The system relies on convection, conduction and radiation. Heat is conducted from the metal around the cylinders, valves and cylinder heads to the water jackets in the block and head.
The hot coolant is then driven out of the block and heads to the radiator where the heat is removed by convection. Air flow around the engine helps so some heat is carried away by radiation.
In theory, cooling systems require little maintenance. Of course it makes sense to check coolant level regularly and a correct antifreeze mixture must be maintained. The latter not only apart from protection against freeze-ups, also protects iron and aluminium against corrosion.
I regularly check the coolant level on my cars.
Last week I found the coolant level on the Jaguar XJ6 to be very low.
There had been no signs of overheating, but with a radiator capacity of 18 litres, it needs a lot of leakage before the temperature gauge rises dramatically.
I checked the radiator for leaks, looked carefully at the hoses and their connections and found nothing amiss. A new radiator pressure cap was fitted - just in case - but the water loss continued. No coolant showed beneath the car.
A litmus test eventually proved the head gasket was leaking. The head will have to come off and be checked for cracks and warping.

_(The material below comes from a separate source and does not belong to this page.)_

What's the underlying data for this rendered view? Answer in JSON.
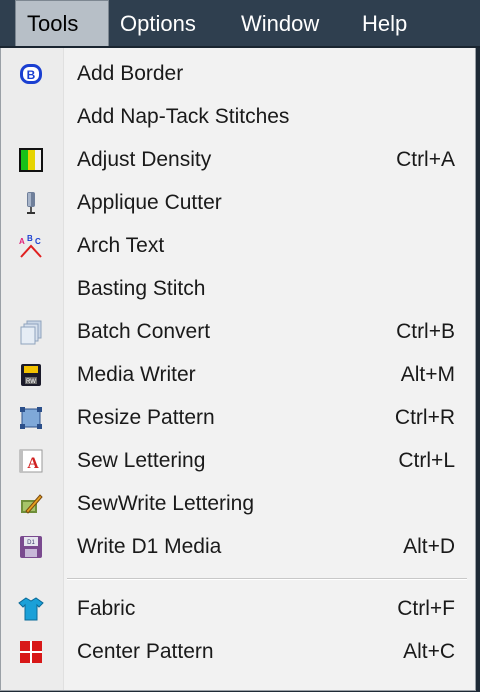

For the first time for many years, I wished the Jag was a Beetle!
Leakage of this type may not be visible externally, but the litmus test uses a chemical that changes colour when leakage is detected. The cost of such a test is very little and, if in doubt, it is well worth having such a test done.
Being keen to avoid doing the job myself, I asked at a couple of workshops how much gasket renewal and head machining would cost. The quotes came in at little less than the car is worth so I suppose I shall have to get my hands dirty again.
The last time I did this job on the same car was probably 10 years ago, so I cannot really grumble.
COOLING SYSTEM CHECKS
Normal checks of the cooling system include a look at fan belts, which should not be glazed, cracked or worn. The radiator core must be clear of obstructions, such as leaves, mud or insects. If it proves to be dirty, compressed air or water will soon rectify the problem.
Swollen or internally deteriorating hoses will restrict circulation and cause overheating. If clamps are loose air may be drawn in by the water pump and lessen the effectiveness of the system. Pay particular attention to the inlet hose to the water pump.
Relieve belt tension and grip the fan to see if there is any radial movement of the pump shaft and pulley.
Any roughness as the pump is turned suggests a worn bearing. -Star Motoring